* Provided entries *
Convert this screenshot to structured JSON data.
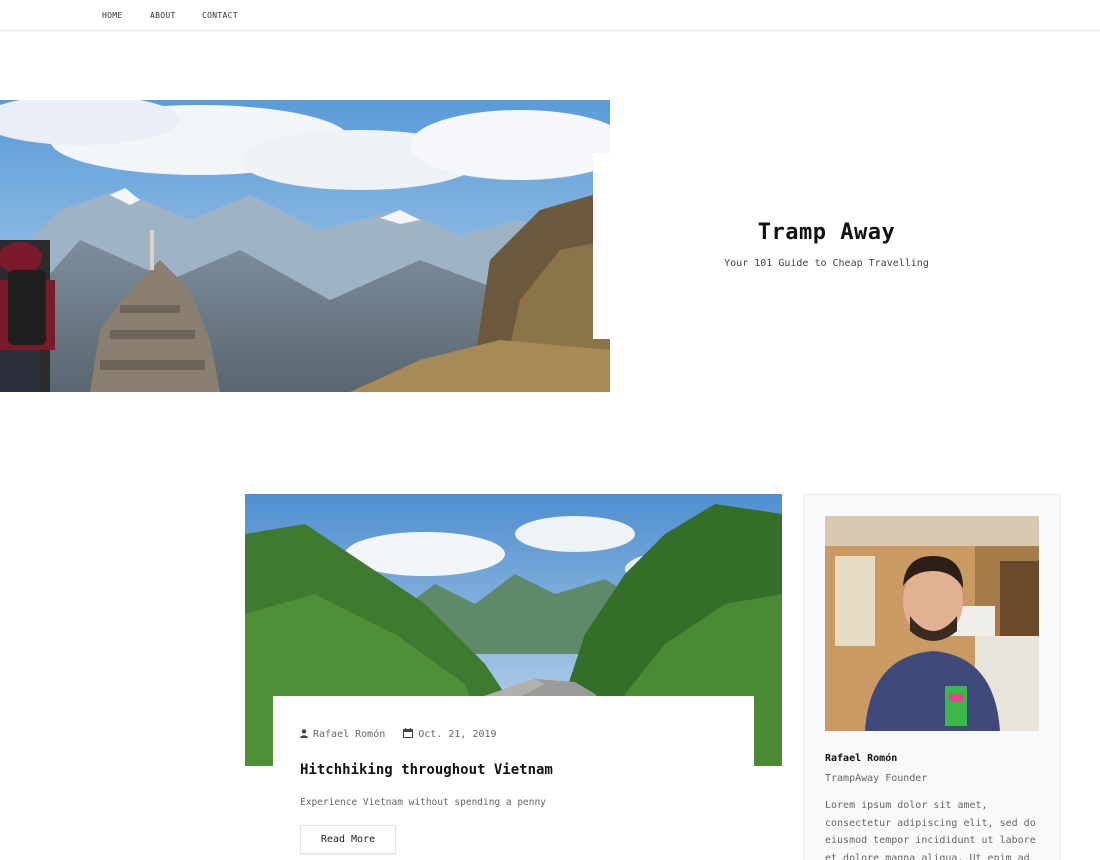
{
  "nav": {
    "items": [
      {
        "label": "HOME"
      },
      {
        "label": "ABOUT"
      },
      {
        "label": "CONTACT"
      }
    ]
  },
  "hero": {
    "title": "Tramp Away",
    "subtitle": "Your 101 Guide to Cheap Travelling"
  },
  "post": {
    "author": "Rafael Romón",
    "date": "Oct. 21, 2019",
    "title": "Hitchhiking throughout Vietnam",
    "excerpt": "Experience Vietnam without spending a penny",
    "read_more_label": "Read More",
    "author_icon": "user-icon",
    "date_icon": "calendar-icon"
  },
  "author_card": {
    "name": "Rafael Romón",
    "role": "TrampAway Founder",
    "bio": "Lorem ipsum dolor sit amet, consectetur adipiscing elit, sed do eiusmod tempor incididunt ut labore et dolore magna aliqua. Ut enim ad"
  },
  "colors": {
    "background": "#ffffff",
    "text": "#222222",
    "muted": "#666666",
    "card_bg": "#f9f9fb",
    "border": "#ececec"
  }
}
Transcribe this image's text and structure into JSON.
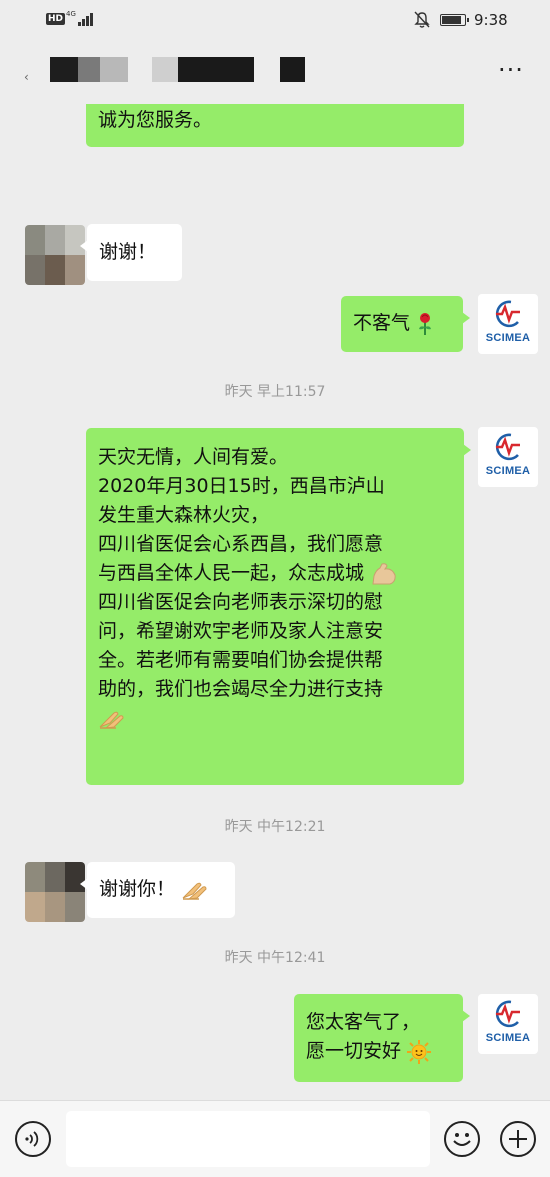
{
  "status_bar": {
    "network_badge": "HD",
    "network_type": "4G",
    "time": "9:38"
  },
  "header": {
    "more_label": "···"
  },
  "messages": [
    {
      "side": "right",
      "lines": [
        "诚为您服务。"
      ]
    },
    {
      "side": "left",
      "lines": [
        "谢谢！"
      ]
    },
    {
      "side": "right",
      "lines": [
        "不客气"
      ],
      "emoji": "rose"
    },
    {
      "type": "timestamp",
      "text": "昨天 早上11:57"
    },
    {
      "side": "right",
      "lines": [
        "天灾无情，人间有爱。",
        "2020年月30日15时，西昌市泸山",
        "发生重大森林火灾，",
        "四川省医促会心系西昌，我们愿意",
        "与西昌全体人民一起，众志成城",
        "四川省医促会向老师表示深切的慰",
        "问，希望谢欢宇老师及家人注意安",
        "全。若老师有需要咱们协会提供帮",
        "助的，我们也会竭尽全力进行支持"
      ],
      "emoji": "muscle, clap"
    },
    {
      "type": "timestamp",
      "text": "昨天 中午12:21"
    },
    {
      "side": "left",
      "lines": [
        "谢谢你！"
      ],
      "emoji": "clap"
    },
    {
      "type": "timestamp",
      "text": "昨天 中午12:41"
    },
    {
      "side": "right",
      "lines": [
        "您太客气了，",
        "愿一切安好"
      ],
      "emoji": "sun"
    }
  ],
  "logo": {
    "text": "SCIMEA",
    "accent": "#d8282e",
    "brand": "#1f5fa8"
  },
  "colors": {
    "bubble_self": "#95ec69",
    "bubble_other": "#ffffff",
    "background": "#ededed"
  },
  "input_bar": {
    "placeholder": ""
  }
}
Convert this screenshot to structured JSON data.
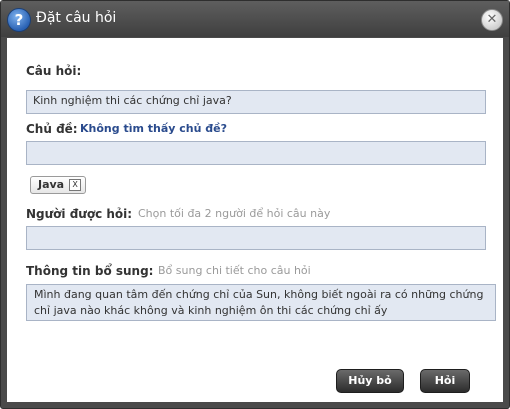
{
  "dialog": {
    "title": "Đặt câu hỏi",
    "icons": {
      "help": "question-icon",
      "close": "close-icon"
    }
  },
  "question": {
    "label": "Câu hỏi:",
    "value": "Kinh nghiệm thi các chứng chỉ java?"
  },
  "topic": {
    "label": "Chủ đề:",
    "not_found_link": "Không tìm thấy chủ đề?",
    "value": "",
    "tags": [
      {
        "label": "Java",
        "remove": "X"
      }
    ]
  },
  "asked_person": {
    "label": "Người được hỏi:",
    "hint": "Chọn tối đa 2 người để hỏi câu này",
    "value": ""
  },
  "extra_info": {
    "label": "Thông tin bổ sung:",
    "hint": "Bổ sung chi tiết cho câu hỏi",
    "value": "Mình đang quan tâm đến chứng chỉ của Sun, không biết ngoài ra có những chứng chỉ java nào khác không và kinh nghiệm ôn thi các chứng chỉ ấy"
  },
  "buttons": {
    "cancel": "Hủy bỏ",
    "ask": "Hỏi"
  },
  "colors": {
    "field_bg": "#e2e8f2",
    "link": "#2a4b8d",
    "titlebar": "#4a4a4a"
  }
}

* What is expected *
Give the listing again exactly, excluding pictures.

* Answer *
Convert this screenshot to structured JSON data.
{
  "nav": {
    "items": [
      {
        "label": "HOME"
      },
      {
        "label": "ABOUT"
      },
      {
        "label": "CONTACT"
      }
    ]
  },
  "hero": {
    "title": "Tramp Away",
    "subtitle": "Your 101 Guide to Cheap Travelling"
  },
  "post": {
    "author": "Rafael Romón",
    "date": "Oct. 21, 2019",
    "title": "Hitchhiking throughout Vietnam",
    "excerpt": "Experience Vietnam without spending a penny",
    "read_more_label": "Read More",
    "author_icon": "user-icon",
    "date_icon": "calendar-icon"
  },
  "author_card": {
    "name": "Rafael Romón",
    "role": "TrampAway Founder",
    "bio": "Lorem ipsum dolor sit amet, consectetur adipiscing elit, sed do eiusmod tempor incididunt ut labore et dolore magna aliqua. Ut enim ad"
  },
  "colors": {
    "background": "#ffffff",
    "text": "#222222",
    "muted": "#666666",
    "card_bg": "#f9f9fb",
    "border": "#ececec"
  }
}
Transcribe this image's text and structure into JSON.
{
  "status_bar": {
    "network_badge": "HD",
    "network_type": "4G",
    "time": "9:38"
  },
  "header": {
    "more_label": "···"
  },
  "messages": [
    {
      "side": "right",
      "lines": [
        "诚为您服务。"
      ]
    },
    {
      "side": "left",
      "lines": [
        "谢谢！"
      ]
    },
    {
      "side": "right",
      "lines": [
        "不客气"
      ],
      "emoji": "rose"
    },
    {
      "type": "timestamp",
      "text": "昨天 早上11:57"
    },
    {
      "side": "right",
      "lines": [
        "天灾无情，人间有爱。",
        "2020年月30日15时，西昌市泸山",
        "发生重大森林火灾，",
        "四川省医促会心系西昌，我们愿意",
        "与西昌全体人民一起，众志成城",
        "四川省医促会向老师表示深切的慰",
        "问，希望谢欢宇老师及家人注意安",
        "全。若老师有需要咱们协会提供帮",
        "助的，我们也会竭尽全力进行支持"
      ],
      "emoji": "muscle, clap"
    },
    {
      "type": "timestamp",
      "text": "昨天 中午12:21"
    },
    {
      "side": "left",
      "lines": [
        "谢谢你！"
      ],
      "emoji": "clap"
    },
    {
      "type": "timestamp",
      "text": "昨天 中午12:41"
    },
    {
      "side": "right",
      "lines": [
        "您太客气了，",
        "愿一切安好"
      ],
      "emoji": "sun"
    }
  ],
  "logo": {
    "text": "SCIMEA",
    "accent": "#d8282e",
    "brand": "#1f5fa8"
  },
  "colors": {
    "bubble_self": "#95ec69",
    "bubble_other": "#ffffff",
    "background": "#ededed"
  },
  "input_bar": {
    "placeholder": ""
  }
}
Convert this screenshot to structured JSON data.
{
  "dialog": {
    "title": "Đặt câu hỏi",
    "icons": {
      "help": "question-icon",
      "close": "close-icon"
    }
  },
  "question": {
    "label": "Câu hỏi:",
    "value": "Kinh nghiệm thi các chứng chỉ java?"
  },
  "topic": {
    "label": "Chủ đề:",
    "not_found_link": "Không tìm thấy chủ đề?",
    "value": "",
    "tags": [
      {
        "label": "Java",
        "remove": "X"
      }
    ]
  },
  "asked_person": {
    "label": "Người được hỏi:",
    "hint": "Chọn tối đa 2 người để hỏi câu này",
    "value": ""
  },
  "extra_info": {
    "label": "Thông tin bổ sung:",
    "hint": "Bổ sung chi tiết cho câu hỏi",
    "value": "Mình đang quan tâm đến chứng chỉ của Sun, không biết ngoài ra có những chứng chỉ java nào khác không và kinh nghiệm ôn thi các chứng chỉ ấy"
  },
  "buttons": {
    "cancel": "Hủy bỏ",
    "ask": "Hỏi"
  },
  "colors": {
    "field_bg": "#e2e8f2",
    "link": "#2a4b8d",
    "titlebar": "#4a4a4a"
  }
}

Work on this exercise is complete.